§ **What you should do**
Among the lines below, tally those holding the string "どうなる" and give the total only.

>>>

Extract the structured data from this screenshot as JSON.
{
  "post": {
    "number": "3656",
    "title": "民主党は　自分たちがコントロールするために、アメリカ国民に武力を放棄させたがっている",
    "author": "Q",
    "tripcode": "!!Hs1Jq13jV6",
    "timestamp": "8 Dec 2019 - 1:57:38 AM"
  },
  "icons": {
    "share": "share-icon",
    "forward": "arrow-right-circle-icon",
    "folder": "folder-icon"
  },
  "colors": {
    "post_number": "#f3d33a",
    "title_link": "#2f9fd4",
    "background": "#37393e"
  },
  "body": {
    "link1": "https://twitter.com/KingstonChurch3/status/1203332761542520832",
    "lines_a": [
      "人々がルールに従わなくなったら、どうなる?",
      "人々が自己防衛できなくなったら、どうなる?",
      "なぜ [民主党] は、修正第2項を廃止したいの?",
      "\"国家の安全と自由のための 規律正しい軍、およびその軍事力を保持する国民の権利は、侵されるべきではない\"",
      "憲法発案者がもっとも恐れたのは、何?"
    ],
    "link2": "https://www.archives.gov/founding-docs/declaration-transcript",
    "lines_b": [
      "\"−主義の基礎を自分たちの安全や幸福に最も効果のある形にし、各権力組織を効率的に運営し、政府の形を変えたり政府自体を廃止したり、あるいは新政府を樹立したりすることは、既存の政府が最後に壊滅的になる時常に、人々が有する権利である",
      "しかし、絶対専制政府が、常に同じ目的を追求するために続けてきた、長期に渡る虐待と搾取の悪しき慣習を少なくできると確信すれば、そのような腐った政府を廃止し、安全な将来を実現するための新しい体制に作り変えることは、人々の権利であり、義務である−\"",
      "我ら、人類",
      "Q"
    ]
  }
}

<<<

§ **Exercise response**
2